Two out of every three Iowa adults is obese or overweight, according to a new national report, ranking the state 12th in the U.S. for poorest health — the same as a year ago. Dr. Mariannette Miller-Meeks, the director of the Iowa Department of Public Health, says efforts are well underway to reverse the trend and she predicts we’ll start seeing results sooner, not later.

She says it’s easy to live healthier. “People don’t have to go out and do a programmed physical aerobics program for 30 minutes or an hour or two hours a day,” Miller-Meeks says.

“Just eating less, a plant slant to your diet, and trying to get in 30 minutes of exercise a day.” The report from the Trust for America’s Health says Iowa’s obesity rate was steady in 2012. It pegged the statewide obesity rate at 30.4 percent while another 34.3- percent of Iowans are overweight.

She says obesity is a “major health concern.” The state has launched multiple programs which Miller-Meeks says aim to spread the message that exercise is vital — and we can all carve out a portion of our day for it. “Even if it’s walking, parking your car further from the building that you’re entering, taking the stairs one flight instead of taking an elevator, all of those things are going to help us to get people healthier and to address the needs and concerns we have,” Miller-Meeks says.

“Not just responding to a survey, but because we want people to be healthier in our state.” A federal report issued a few weeks ago found a slight drop in obesity rates among some of the youngest Iowans in low-income households.

“We saw a decrease in the WIC population, two- to four-year-olds,” Miller-Meeks says. “That’s extremely important. We’re very pleased with that and the reason is because if you’re obese when you’re young, you tend to be obese when you get older.”

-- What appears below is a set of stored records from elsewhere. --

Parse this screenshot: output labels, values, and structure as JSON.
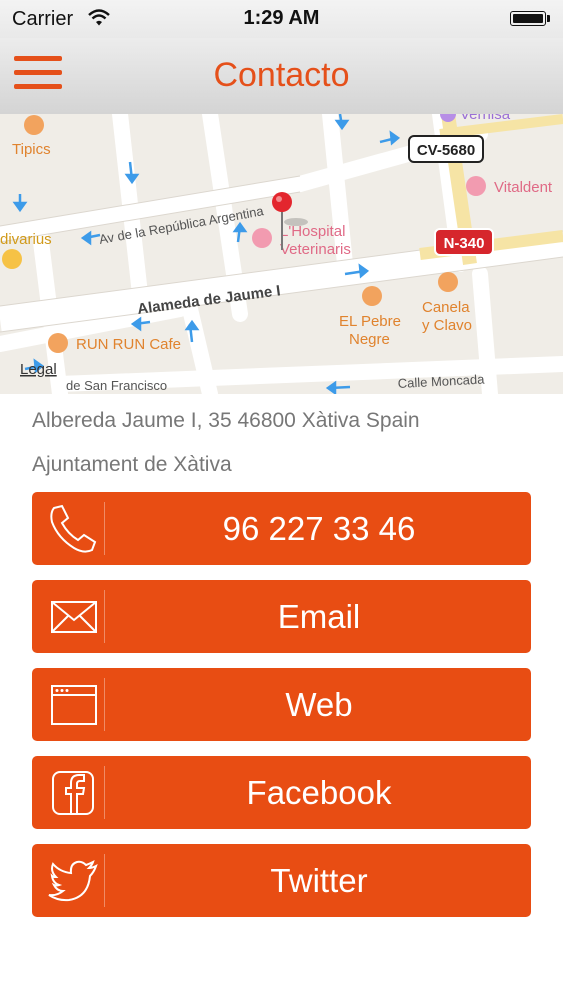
{
  "status_bar": {
    "carrier": "Carrier",
    "time": "1:29 AM"
  },
  "nav": {
    "title": "Contacto",
    "menu_icon": "hamburger-icon"
  },
  "map": {
    "legal": "Legal",
    "labels": {
      "tipics": "Tipics",
      "vernisa": "Vernisa",
      "vitaldent": "Vitaldent",
      "cv5680": "CV-5680",
      "av_republica": "Av de la República Argentina",
      "hospital_1": "L'Hospital",
      "hospital_2": "Veterinaris",
      "divarius": "divarius",
      "n340": "N-340",
      "alameda": "Alameda de Jaume I",
      "pebre_1": "EL Pebre",
      "pebre_2": "Negre",
      "canela_1": "Canela",
      "canela_2": "y Clavo",
      "runrun": "RUN RUN Cafe",
      "san_francisco": "de San Francisco",
      "moncada": "Calle Moncada"
    }
  },
  "contact": {
    "address": "Albereda Jaume I, 35 46800 Xàtiva Spain",
    "venue": "Ajuntament de Xàtiva"
  },
  "buttons": [
    {
      "label": "96 227 33 46",
      "icon": "phone-icon"
    },
    {
      "label": "Email",
      "icon": "envelope-icon"
    },
    {
      "label": "Web",
      "icon": "browser-window-icon"
    },
    {
      "label": "Facebook",
      "icon": "facebook-icon"
    },
    {
      "label": "Twitter",
      "icon": "twitter-bird-icon"
    }
  ],
  "colors": {
    "accent": "#e5501a",
    "button": "#e84d13",
    "text_gray": "#777777"
  }
}
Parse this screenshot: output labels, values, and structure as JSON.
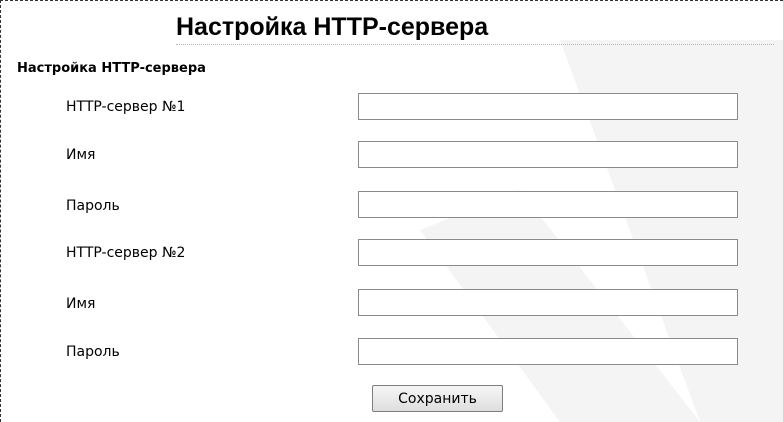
{
  "page": {
    "title": "Настройка HTTP-сервера",
    "section_heading": "Настройка HTTP-сервера"
  },
  "form": {
    "fields": [
      {
        "label": "HTTP-сервер №1",
        "value": ""
      },
      {
        "label": "Имя",
        "value": ""
      },
      {
        "label": "Пароль",
        "value": ""
      },
      {
        "label": "HTTP-сервер №2",
        "value": ""
      },
      {
        "label": "Имя",
        "value": ""
      },
      {
        "label": "Пароль",
        "value": ""
      }
    ],
    "save_label": "Сохранить"
  },
  "colors": {
    "background": "#ffffff",
    "text": "#000000",
    "input_border": "#8a8a8a",
    "watermark": "#f3f3f3"
  }
}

The report from the Trust for America’s Health is called, “F as in Fat: How Obesity Threatens America’s Future.” It finds Iowa is one of 13 states with adult obesity rates above 30-percent.